Exercise data START

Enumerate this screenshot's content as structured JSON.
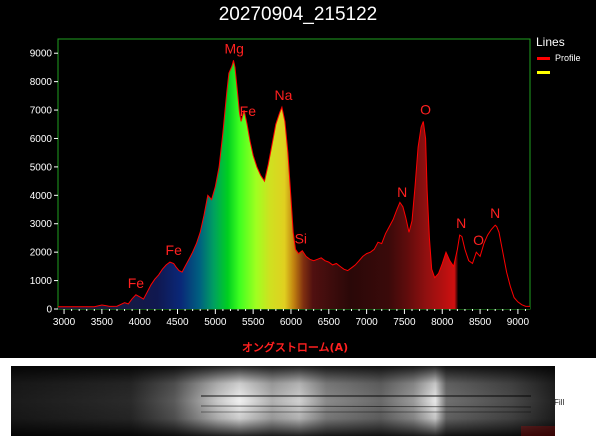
{
  "title": "20270904_215122",
  "legend": {
    "title": "Lines",
    "items": [
      {
        "label": "Profile",
        "color": "#ff0000"
      },
      {
        "label": "",
        "color": "#ffff00"
      }
    ]
  },
  "fill_label": "Fill",
  "colors": {
    "profile": "#ff0000",
    "frame": "#20a020",
    "axis": "#ffffff",
    "annotation": "#ff2020"
  },
  "chart_data": {
    "type": "area",
    "title": "20270904_215122",
    "xlabel": "オングストローム(A)",
    "ylabel": "",
    "xlim": [
      2920,
      9160
    ],
    "ylim": [
      0,
      9500
    ],
    "xticks": [
      3000,
      3500,
      4000,
      4500,
      5000,
      5500,
      6000,
      6500,
      7000,
      7500,
      8000,
      8500,
      9000
    ],
    "yticks": [
      0,
      1000,
      2000,
      3000,
      4000,
      5000,
      6000,
      7000,
      8000,
      9000
    ],
    "grid": false,
    "legend_position": "right",
    "series": [
      {
        "name": "Profile",
        "x": [
          2920,
          3000,
          3200,
          3400,
          3500,
          3550,
          3600,
          3700,
          3800,
          3850,
          3900,
          3950,
          4000,
          4050,
          4100,
          4150,
          4200,
          4250,
          4300,
          4350,
          4400,
          4450,
          4480,
          4520,
          4560,
          4600,
          4650,
          4700,
          4750,
          4800,
          4850,
          4900,
          4950,
          5000,
          5050,
          5100,
          5150,
          5180,
          5220,
          5240,
          5260,
          5290,
          5320,
          5340,
          5380,
          5420,
          5460,
          5500,
          5550,
          5600,
          5650,
          5700,
          5750,
          5800,
          5850,
          5880,
          5920,
          5960,
          5990,
          6030,
          6060,
          6100,
          6150,
          6200,
          6250,
          6300,
          6350,
          6400,
          6450,
          6500,
          6550,
          6600,
          6650,
          6700,
          6750,
          6800,
          6850,
          6900,
          6950,
          7000,
          7050,
          7100,
          7150,
          7200,
          7250,
          7300,
          7350,
          7400,
          7440,
          7480,
          7520,
          7560,
          7600,
          7640,
          7680,
          7720,
          7750,
          7780,
          7800,
          7830,
          7860,
          7900,
          7950,
          8000,
          8050,
          8100,
          8150,
          8200,
          8230,
          8260,
          8300,
          8350,
          8400,
          8450,
          8500,
          8550,
          8600,
          8650,
          8700,
          8720,
          8750,
          8800,
          8850,
          8900,
          8950,
          9000,
          9050,
          9100,
          9160
        ],
        "values": [
          80,
          80,
          80,
          80,
          140,
          120,
          90,
          100,
          220,
          180,
          360,
          500,
          430,
          350,
          600,
          850,
          1050,
          1200,
          1400,
          1550,
          1650,
          1600,
          1480,
          1350,
          1300,
          1500,
          1750,
          2000,
          2300,
          2700,
          3300,
          4000,
          3850,
          4300,
          5000,
          6200,
          7600,
          8300,
          8550,
          8750,
          8500,
          7700,
          6900,
          6600,
          7000,
          6500,
          5900,
          5400,
          5000,
          4700,
          4500,
          5100,
          5800,
          6500,
          6900,
          7100,
          6600,
          5500,
          4300,
          2700,
          2100,
          1950,
          2050,
          1850,
          1750,
          1700,
          1750,
          1800,
          1700,
          1650,
          1550,
          1600,
          1500,
          1400,
          1350,
          1450,
          1550,
          1700,
          1850,
          1950,
          2000,
          2100,
          2350,
          2300,
          2650,
          2900,
          3150,
          3500,
          3750,
          3600,
          3200,
          2700,
          3100,
          4300,
          5700,
          6400,
          6600,
          6000,
          4200,
          2500,
          1400,
          1100,
          1250,
          1600,
          2000,
          1700,
          1500,
          2100,
          2600,
          2550,
          2100,
          1700,
          1600,
          2000,
          1850,
          2300,
          2600,
          2800,
          2950,
          2900,
          2700,
          2000,
          1300,
          800,
          400,
          250,
          150,
          100,
          90
        ]
      }
    ],
    "annotations": [
      {
        "text": "Fe",
        "x": 3950,
        "y": 500
      },
      {
        "text": "Fe",
        "x": 4450,
        "y": 1650
      },
      {
        "text": "Mg",
        "x": 5250,
        "y": 8750
      },
      {
        "text": "Fe",
        "x": 5430,
        "y": 6550
      },
      {
        "text": "Na",
        "x": 5900,
        "y": 7110
      },
      {
        "text": "Si",
        "x": 6130,
        "y": 2050
      },
      {
        "text": "N",
        "x": 7470,
        "y": 3700
      },
      {
        "text": "O",
        "x": 7780,
        "y": 6600
      },
      {
        "text": "N",
        "x": 8250,
        "y": 2600
      },
      {
        "text": "O",
        "x": 8480,
        "y": 2000
      },
      {
        "text": "N",
        "x": 8700,
        "y": 2950
      }
    ]
  }
}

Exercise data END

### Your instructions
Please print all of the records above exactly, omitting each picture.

### Task output
Enumerate this screenshot's content as structured JSON.
{
  "title": "20270904_215122",
  "legend": {
    "title": "Lines",
    "items": [
      {
        "label": "Profile",
        "color": "#ff0000"
      },
      {
        "label": "",
        "color": "#ffff00"
      }
    ]
  },
  "fill_label": "Fill",
  "colors": {
    "profile": "#ff0000",
    "frame": "#20a020",
    "axis": "#ffffff",
    "annotation": "#ff2020"
  },
  "chart_data": {
    "type": "area",
    "title": "20270904_215122",
    "xlabel": "オングストローム(A)",
    "ylabel": "",
    "xlim": [
      2920,
      9160
    ],
    "ylim": [
      0,
      9500
    ],
    "xticks": [
      3000,
      3500,
      4000,
      4500,
      5000,
      5500,
      6000,
      6500,
      7000,
      7500,
      8000,
      8500,
      9000
    ],
    "yticks": [
      0,
      1000,
      2000,
      3000,
      4000,
      5000,
      6000,
      7000,
      8000,
      9000
    ],
    "grid": false,
    "legend_position": "right",
    "series": [
      {
        "name": "Profile",
        "x": [
          2920,
          3000,
          3200,
          3400,
          3500,
          3550,
          3600,
          3700,
          3800,
          3850,
          3900,
          3950,
          4000,
          4050,
          4100,
          4150,
          4200,
          4250,
          4300,
          4350,
          4400,
          4450,
          4480,
          4520,
          4560,
          4600,
          4650,
          4700,
          4750,
          4800,
          4850,
          4900,
          4950,
          5000,
          5050,
          5100,
          5150,
          5180,
          5220,
          5240,
          5260,
          5290,
          5320,
          5340,
          5380,
          5420,
          5460,
          5500,
          5550,
          5600,
          5650,
          5700,
          5750,
          5800,
          5850,
          5880,
          5920,
          5960,
          5990,
          6030,
          6060,
          6100,
          6150,
          6200,
          6250,
          6300,
          6350,
          6400,
          6450,
          6500,
          6550,
          6600,
          6650,
          6700,
          6750,
          6800,
          6850,
          6900,
          6950,
          7000,
          7050,
          7100,
          7150,
          7200,
          7250,
          7300,
          7350,
          7400,
          7440,
          7480,
          7520,
          7560,
          7600,
          7640,
          7680,
          7720,
          7750,
          7780,
          7800,
          7830,
          7860,
          7900,
          7950,
          8000,
          8050,
          8100,
          8150,
          8200,
          8230,
          8260,
          8300,
          8350,
          8400,
          8450,
          8500,
          8550,
          8600,
          8650,
          8700,
          8720,
          8750,
          8800,
          8850,
          8900,
          8950,
          9000,
          9050,
          9100,
          9160
        ],
        "values": [
          80,
          80,
          80,
          80,
          140,
          120,
          90,
          100,
          220,
          180,
          360,
          500,
          430,
          350,
          600,
          850,
          1050,
          1200,
          1400,
          1550,
          1650,
          1600,
          1480,
          1350,
          1300,
          1500,
          1750,
          2000,
          2300,
          2700,
          3300,
          4000,
          3850,
          4300,
          5000,
          6200,
          7600,
          8300,
          8550,
          8750,
          8500,
          7700,
          6900,
          6600,
          7000,
          6500,
          5900,
          5400,
          5000,
          4700,
          4500,
          5100,
          5800,
          6500,
          6900,
          7100,
          6600,
          5500,
          4300,
          2700,
          2100,
          1950,
          2050,
          1850,
          1750,
          1700,
          1750,
          1800,
          1700,
          1650,
          1550,
          1600,
          1500,
          1400,
          1350,
          1450,
          1550,
          1700,
          1850,
          1950,
          2000,
          2100,
          2350,
          2300,
          2650,
          2900,
          3150,
          3500,
          3750,
          3600,
          3200,
          2700,
          3100,
          4300,
          5700,
          6400,
          6600,
          6000,
          4200,
          2500,
          1400,
          1100,
          1250,
          1600,
          2000,
          1700,
          1500,
          2100,
          2600,
          2550,
          2100,
          1700,
          1600,
          2000,
          1850,
          2300,
          2600,
          2800,
          2950,
          2900,
          2700,
          2000,
          1300,
          800,
          400,
          250,
          150,
          100,
          90
        ]
      }
    ],
    "annotations": [
      {
        "text": "Fe",
        "x": 3950,
        "y": 500
      },
      {
        "text": "Fe",
        "x": 4450,
        "y": 1650
      },
      {
        "text": "Mg",
        "x": 5250,
        "y": 8750
      },
      {
        "text": "Fe",
        "x": 5430,
        "y": 6550
      },
      {
        "text": "Na",
        "x": 5900,
        "y": 7110
      },
      {
        "text": "Si",
        "x": 6130,
        "y": 2050
      },
      {
        "text": "N",
        "x": 7470,
        "y": 3700
      },
      {
        "text": "O",
        "x": 7780,
        "y": 6600
      },
      {
        "text": "N",
        "x": 8250,
        "y": 2600
      },
      {
        "text": "O",
        "x": 8480,
        "y": 2000
      },
      {
        "text": "N",
        "x": 8700,
        "y": 2950
      }
    ]
  }
}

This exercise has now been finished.